Jacobs was arrested Sunday night on the historic site, picked up for failing to appear on an old traffic charge. He spent a few hours in jail before returning to camp on the right of way, which he said a magistrate instructed him to do.
Greene County Sheriff Lemmie Smith said no one has any problem with Jacobs and his party being there. But Jacobs still thinks the North Carolina Tuscarora have been excluded in favor of the federally recognized Indians to the North.
They won’t be making any presentations at ECU this week. They won’t be playing in the lacrosse game with ECU students, unlike the tribe from New York.
“My DNA and my mother’s DNA have not changed,” he said. “All the Tuscarora didn’t go to New York.”
Land and compensation
There’s nothing left to suggest the cataclysm that wiped out the Indians’ pine-log fort at Nooherooka. This Waterloo for the North Carolina natives remains almost wiped from North Carolina’s memory.
But in Tuscarora circles, the massacre remains recent and bitter history. More than 900 North Carolina natives were shot, burned, scalped or sold into slavery by English colonists and their Indian allies from other tribes.
For the Tuscarora who went North, the land is still considered home. For those who stayed, it remains a symbol of their struggle for identity.
More than 8,000 Tuscarora live in North Carolina, made up of nine clans, Jacobs said. They don’t even refer to themselves by the Tuscarora name, but rather Skarureh Katenuaka – hemp gatherers of the sunken pines. Their constitution, Jacobs said, is the Great Law of Peace of the Iroquois nations.
The Tuscarora Indians in North Carolina have long sought federal recognition, most recently in an unsuccessful 2006 lawsuit filed in U.S. District Court. In that case, as in others, their claim was rejected because of the 1956 Lumbee Act, which designated the Indians of Robeson, Scotland, Hoke and Cumberland counties as Lumbee and made them ineligible for federal services.
To this day, Jacobs said, Tuscarora want neither to be tied to the Lumbee, who number roughly 50,000, or to the federal government. They do want land returned, and its present owners compensated.
“We’re not asking people to move,” he said. “There’s no one living here. There’s not a soul here but our ancestors.”
North, South differences
Relations between the New York and North Carolina Tuscarora are not always cordial. Leaders in the North do not always consider the Southerners to have tribal status.

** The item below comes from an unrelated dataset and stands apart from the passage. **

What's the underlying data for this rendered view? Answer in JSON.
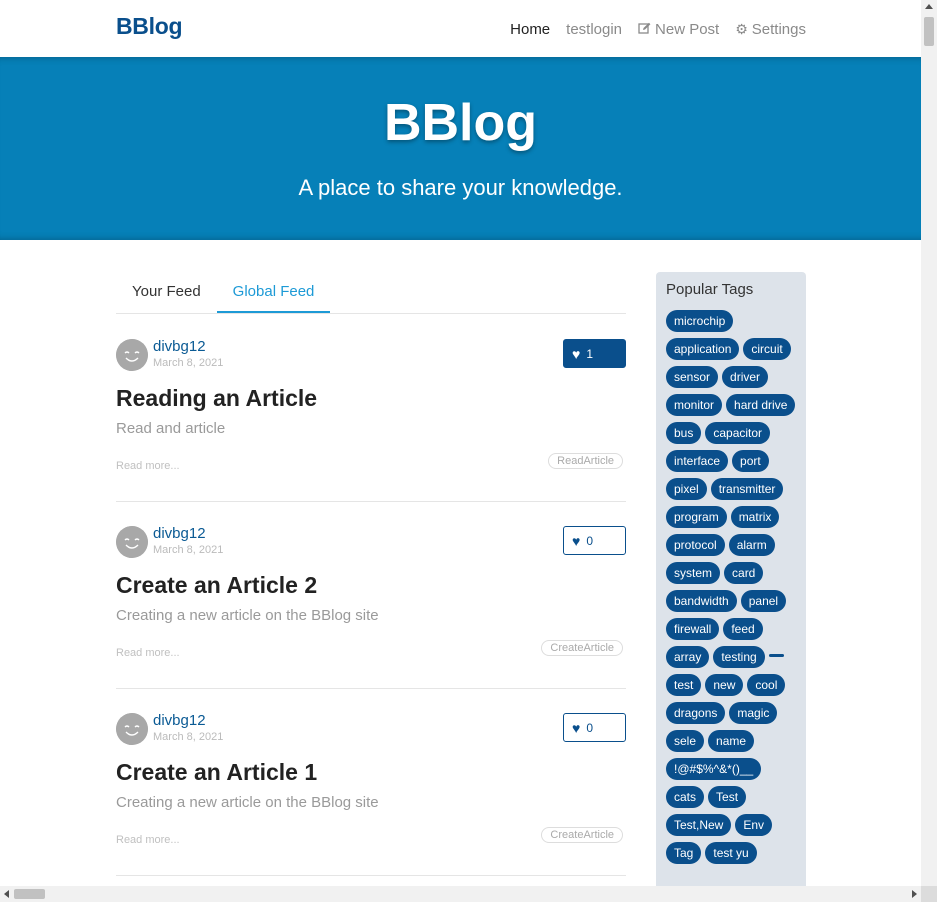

“They say, ‘They’re all mixed, they’re all mixed with blacks or whatever,’” said Doug Anderson, who described himself as both roads commissioner and ambassador for the Tuscarora in New York.
Anderson visited with Jacobs at the camp this week.
“I say what the hell? It’s no different up there,” Anderson said of the ancestry dispute.
As for the festivities this week, organizer and ECU history professor Larry Tise said anyone who had done any scholarly work was welcome to present at the 300th anniversary. But he didn’t hear from any of the North Carolina Tuscarora until this month.
“My long-term goal is to understand who these people are living among us in North Carolina today,” Tise said. “We just haven’t gotten there yet.”
At his camp, Jacobs said he plans to hear some of the presentations at ECU, and to see the lacrosse game. But he doesn’t think a fancy dinner, or a reception with wine, is an event many Tuscarora will want to attend.